*Data supplied*:
-*-*-

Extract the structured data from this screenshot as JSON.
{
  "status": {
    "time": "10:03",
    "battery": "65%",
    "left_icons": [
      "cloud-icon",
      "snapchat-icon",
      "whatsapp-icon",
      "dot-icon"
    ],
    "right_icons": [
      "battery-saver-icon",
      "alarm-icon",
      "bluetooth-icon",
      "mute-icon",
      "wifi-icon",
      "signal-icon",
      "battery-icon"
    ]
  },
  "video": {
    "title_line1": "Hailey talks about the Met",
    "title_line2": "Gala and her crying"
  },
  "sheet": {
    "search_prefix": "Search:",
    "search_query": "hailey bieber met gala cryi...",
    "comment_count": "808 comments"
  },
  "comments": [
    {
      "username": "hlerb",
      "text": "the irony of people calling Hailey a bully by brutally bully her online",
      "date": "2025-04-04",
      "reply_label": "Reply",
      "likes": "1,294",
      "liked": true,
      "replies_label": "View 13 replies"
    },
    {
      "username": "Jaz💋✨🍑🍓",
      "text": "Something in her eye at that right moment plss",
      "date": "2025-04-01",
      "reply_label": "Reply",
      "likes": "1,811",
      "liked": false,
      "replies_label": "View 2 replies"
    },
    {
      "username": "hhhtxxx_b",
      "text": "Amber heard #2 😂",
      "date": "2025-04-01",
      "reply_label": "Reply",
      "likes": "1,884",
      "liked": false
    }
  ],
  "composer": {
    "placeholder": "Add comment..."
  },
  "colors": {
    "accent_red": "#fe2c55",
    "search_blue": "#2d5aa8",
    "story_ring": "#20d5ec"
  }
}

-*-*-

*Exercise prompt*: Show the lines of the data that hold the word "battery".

*Finished exercise*:
    "battery": "65%",
      "battery-saver-icon",
      "battery-icon"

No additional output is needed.